Tuesday, 5 July 2011

The tricky first line....

Between Heather's post on first chapters and Janet's challenge regarding gripping first lines, I've been noticing first lines recently.

I was surprised to see that many of my favorite books begin with a first line that focuses on character, relationships, or theme, rather than on action.

Many start by setting up the voice of the narrator. Most of the Nero Wolfe books do this, beginning with Archie's voice, often relating something about the dynamics of the household or about his relationship with Wolfe. (For instance in Fer-de-lance Archie gripes about how is is often the one being sent on errands, in Prisoner's Base he relates his latest ploy to aggravate Wolfe into action, in The Rubber Band we see him hassling Wolfe...) One of the most enjoyable elements in Stout's books is the relationship between Wolfe and Archie, and in one way or another many of the books start with a focus on that relationship.

Another example of starting with the narrator's voice: Amelia Peabody in The Mummy Case:
"I never meant to marry.

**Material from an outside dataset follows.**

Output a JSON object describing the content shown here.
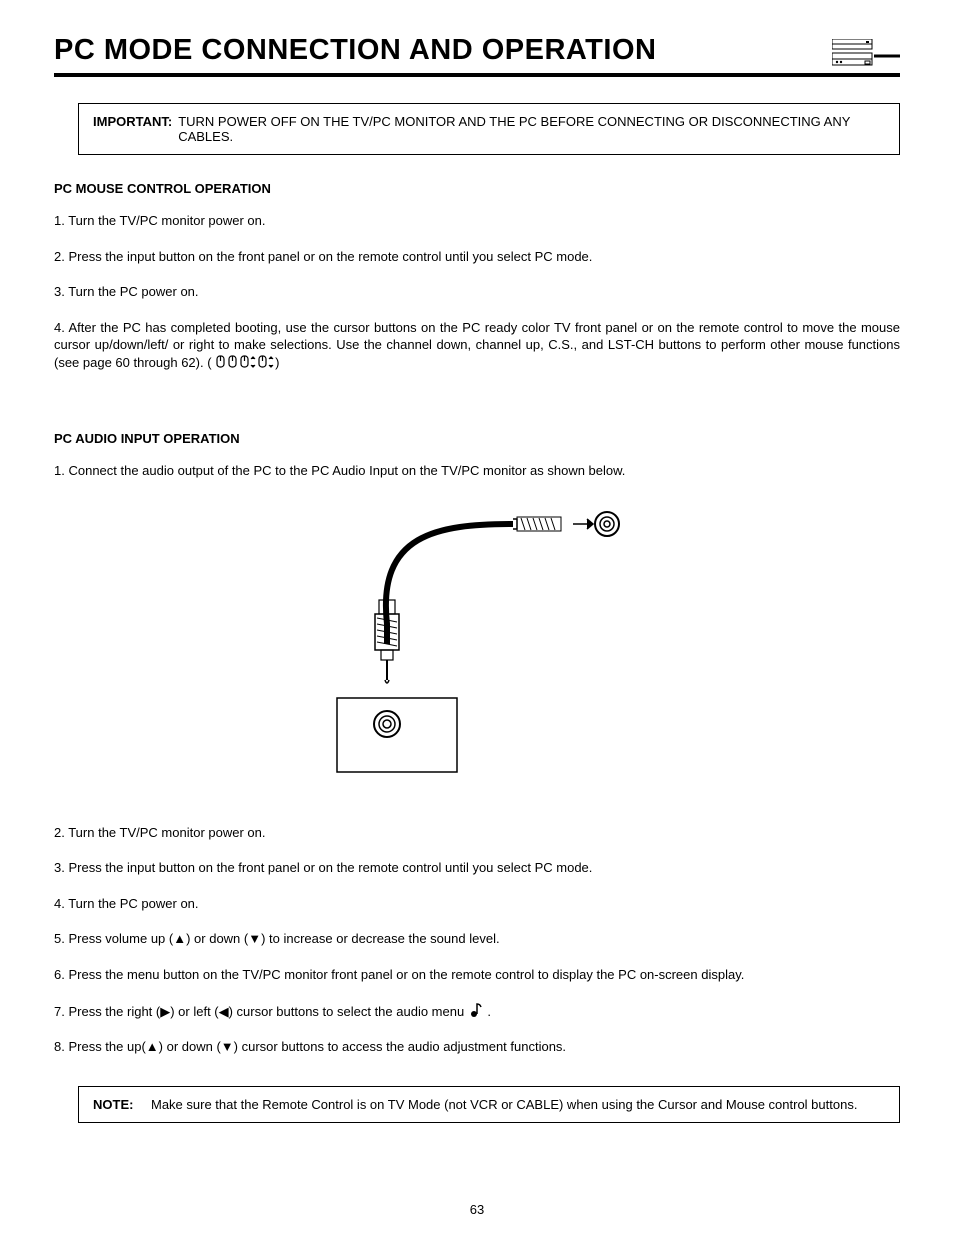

In my opinion, a woman born in the last half of the nineteenth century of the Christian era suffered from enough disadvantages without willfully embracing another."

Can't you just hear her?


  1. The first book in the series, Crocodile on the Sandbank begins with:

    When I first set eyes on Evelyn Barton-Forbes she was walking the streets of Rome –

    (I am informed, by the self-appointed Critic who reads over my shoulder as I write, that I have already committed an error. If those seemingly simple English words do indeed imply that which I am told they imply to the vulgar, I must in justice to Evelyn find other phrasing.)

    Fantastic, and it captures Amelia's innocence (appropriate for a woman at that time and also somewhat debilitating...) as well as making you wonder about the critic.

  2. One of my all time faves isn't a mystery:
    "It is a truth universally acknowledged, that a single man in possession of a good fortune must be in want of a wife."
    Jane Austin, Pride and Prejudice